Here's a few examples that should help to understand what approach should preferably be used in what situation:
|General Setup||Specifics||Preferred Approach||Example|
|Class under tests operates on JCR Node||few calls to common methods of the Node||MockNode if it supports those calls, Mockito mock else|
|need a simple hierarchy of Nodes||MockNode if it supports those calls, Mockito mock else|
|need a simple hierarchy of Nodes but with several properties||use SessionTestUtil to instantiate MockSession + MockNodes from propertiesStream or String|
|need a complex hierarchy of Nodes, real NodeTypes or issue real queries||use RepositoryTestCase|
A test class should end with
Test. Typically, it will have the exact same name (and package) as the class it tests, with the
If you’re writing a test class meant to be re-used as a super class for other tests, make it actually
abstract and that should suffice to exclude it from execution. (it would otherwise fail, because it likely has no
@Test methods). Another pattern we've used in the past (but I'd like to get away from it) is suffixing with
Methods: since we’re using jUnit 4, there is no need to prefix method names with
test. Choose a method name that describes what the test asserts. (
Self tests: if you need to test methods of the test class itself (e.g utility methods that the tests use need to be themselves to validate their behaviour), do that in a method called
selfTest(). If there are multiple such test methods, refer to the point above.
If you’re testing a reusable test class, two options:
- don’t suffix it with
TestCase, but just with
Test and use
- if that’s not applicable,
FooBarTestCaseSelfTest might seem a little over the top.
If you're testing an abstract class whose name is prefixed with
Abstract, follow the same conventions. Name it
AbstractFooTest. Add your
@Test methods. If the test class isn't abstract, they'll be executed. Specify in the Javadoc if its meant to be reused for implementing tests for concrete
Foo implementations. If the tests need a concrete an instance of
Foo, implement it as an inner class of your tests and explicitly don't implement the methods that
AbstractFoo doesn't implement and aren't relevant to the test (throw some exception) - this should be very easily generated and maintained by your IDE even if the interface of
In some cases, we also want to test external libraries. In particular, when a certain Magnolia feature relies on a specific behavior of such library, we might want to assert that it indeed does behave the way we think it does, and that it continues on doing so in their future releases. For such cases, selfTest methods can help, but if we’re testing more than that, then we can envision
FooBarLibTest classes (where
FooBar is the class under test, and
LibTest is the suffix) - we’re “testing the libs of FooBar”.

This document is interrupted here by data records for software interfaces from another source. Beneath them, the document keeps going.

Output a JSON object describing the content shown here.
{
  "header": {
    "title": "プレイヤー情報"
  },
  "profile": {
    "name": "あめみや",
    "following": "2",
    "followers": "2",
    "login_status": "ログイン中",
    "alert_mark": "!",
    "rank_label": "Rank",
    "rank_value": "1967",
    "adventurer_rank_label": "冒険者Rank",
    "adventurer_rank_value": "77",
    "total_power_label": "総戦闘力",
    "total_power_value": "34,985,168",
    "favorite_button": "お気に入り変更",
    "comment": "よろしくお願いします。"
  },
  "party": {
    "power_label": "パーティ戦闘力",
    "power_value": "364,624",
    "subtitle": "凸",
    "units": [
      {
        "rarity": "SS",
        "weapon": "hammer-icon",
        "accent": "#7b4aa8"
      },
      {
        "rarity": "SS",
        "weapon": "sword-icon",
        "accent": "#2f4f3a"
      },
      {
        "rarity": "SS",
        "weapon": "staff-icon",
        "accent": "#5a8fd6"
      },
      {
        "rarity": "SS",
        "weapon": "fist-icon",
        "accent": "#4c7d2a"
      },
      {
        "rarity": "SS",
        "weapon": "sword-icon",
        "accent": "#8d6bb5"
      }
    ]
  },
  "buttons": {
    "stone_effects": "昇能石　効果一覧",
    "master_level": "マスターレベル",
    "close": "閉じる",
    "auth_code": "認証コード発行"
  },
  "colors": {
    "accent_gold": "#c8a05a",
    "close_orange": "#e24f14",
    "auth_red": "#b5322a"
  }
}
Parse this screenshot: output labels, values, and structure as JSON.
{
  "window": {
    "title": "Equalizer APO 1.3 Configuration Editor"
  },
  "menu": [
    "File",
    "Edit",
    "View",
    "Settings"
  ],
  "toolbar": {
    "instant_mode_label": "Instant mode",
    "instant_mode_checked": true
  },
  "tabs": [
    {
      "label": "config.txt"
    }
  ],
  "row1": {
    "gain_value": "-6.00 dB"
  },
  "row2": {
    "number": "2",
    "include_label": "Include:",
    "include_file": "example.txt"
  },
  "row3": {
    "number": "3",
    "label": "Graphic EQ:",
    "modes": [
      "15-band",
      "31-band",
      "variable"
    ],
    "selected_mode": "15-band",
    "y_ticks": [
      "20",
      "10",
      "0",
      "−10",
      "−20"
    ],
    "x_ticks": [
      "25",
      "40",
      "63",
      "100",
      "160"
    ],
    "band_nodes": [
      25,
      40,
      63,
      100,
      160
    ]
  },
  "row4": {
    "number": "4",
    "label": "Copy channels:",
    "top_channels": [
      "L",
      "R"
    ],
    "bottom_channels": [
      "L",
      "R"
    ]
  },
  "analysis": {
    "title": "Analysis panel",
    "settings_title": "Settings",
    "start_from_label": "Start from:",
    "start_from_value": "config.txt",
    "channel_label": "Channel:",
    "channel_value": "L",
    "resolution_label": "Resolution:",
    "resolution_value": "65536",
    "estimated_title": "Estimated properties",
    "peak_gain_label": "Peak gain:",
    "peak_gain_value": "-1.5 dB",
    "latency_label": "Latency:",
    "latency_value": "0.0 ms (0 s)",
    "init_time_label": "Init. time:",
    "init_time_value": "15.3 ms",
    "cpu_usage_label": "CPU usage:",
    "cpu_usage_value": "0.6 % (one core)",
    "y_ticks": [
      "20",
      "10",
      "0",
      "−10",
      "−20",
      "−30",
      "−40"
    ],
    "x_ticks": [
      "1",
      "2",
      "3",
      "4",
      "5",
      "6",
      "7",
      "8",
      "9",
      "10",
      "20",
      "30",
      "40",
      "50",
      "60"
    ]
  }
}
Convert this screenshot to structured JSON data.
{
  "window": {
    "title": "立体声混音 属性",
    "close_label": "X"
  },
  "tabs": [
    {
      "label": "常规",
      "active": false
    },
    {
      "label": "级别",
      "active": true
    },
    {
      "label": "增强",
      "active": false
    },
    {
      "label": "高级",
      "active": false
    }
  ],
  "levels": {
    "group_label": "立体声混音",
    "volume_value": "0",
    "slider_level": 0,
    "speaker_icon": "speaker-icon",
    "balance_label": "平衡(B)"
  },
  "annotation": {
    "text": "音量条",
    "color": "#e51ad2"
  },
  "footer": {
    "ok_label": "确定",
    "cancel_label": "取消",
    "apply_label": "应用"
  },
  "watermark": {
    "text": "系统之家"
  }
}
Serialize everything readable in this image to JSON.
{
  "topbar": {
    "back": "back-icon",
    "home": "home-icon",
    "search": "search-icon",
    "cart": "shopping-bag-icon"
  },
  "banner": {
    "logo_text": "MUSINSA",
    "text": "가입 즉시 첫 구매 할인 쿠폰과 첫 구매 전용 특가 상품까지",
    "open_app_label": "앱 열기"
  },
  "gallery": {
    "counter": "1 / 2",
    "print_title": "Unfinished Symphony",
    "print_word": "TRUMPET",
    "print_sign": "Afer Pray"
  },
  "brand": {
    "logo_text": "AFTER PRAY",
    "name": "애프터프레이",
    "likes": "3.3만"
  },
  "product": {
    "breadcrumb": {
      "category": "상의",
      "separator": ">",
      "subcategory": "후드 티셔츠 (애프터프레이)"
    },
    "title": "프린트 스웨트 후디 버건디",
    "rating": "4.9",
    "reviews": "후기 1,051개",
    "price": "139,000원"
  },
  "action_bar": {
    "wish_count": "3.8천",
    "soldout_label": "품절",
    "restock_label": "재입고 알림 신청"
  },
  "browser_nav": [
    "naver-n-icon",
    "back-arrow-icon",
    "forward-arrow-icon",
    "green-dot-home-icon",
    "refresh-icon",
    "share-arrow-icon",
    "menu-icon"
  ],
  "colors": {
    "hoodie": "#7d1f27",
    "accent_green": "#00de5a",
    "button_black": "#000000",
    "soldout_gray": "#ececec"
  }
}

Mock Object: http://en.wikipedia.org/wiki/Mock_object
Mockito Documentation: http://docs.mockito.googlecode.com/hg/latest/org/mockito/Mockito.html
Mockito Examples: http://gojko.net/2009/10/23/mockito-in-six-easy-examples/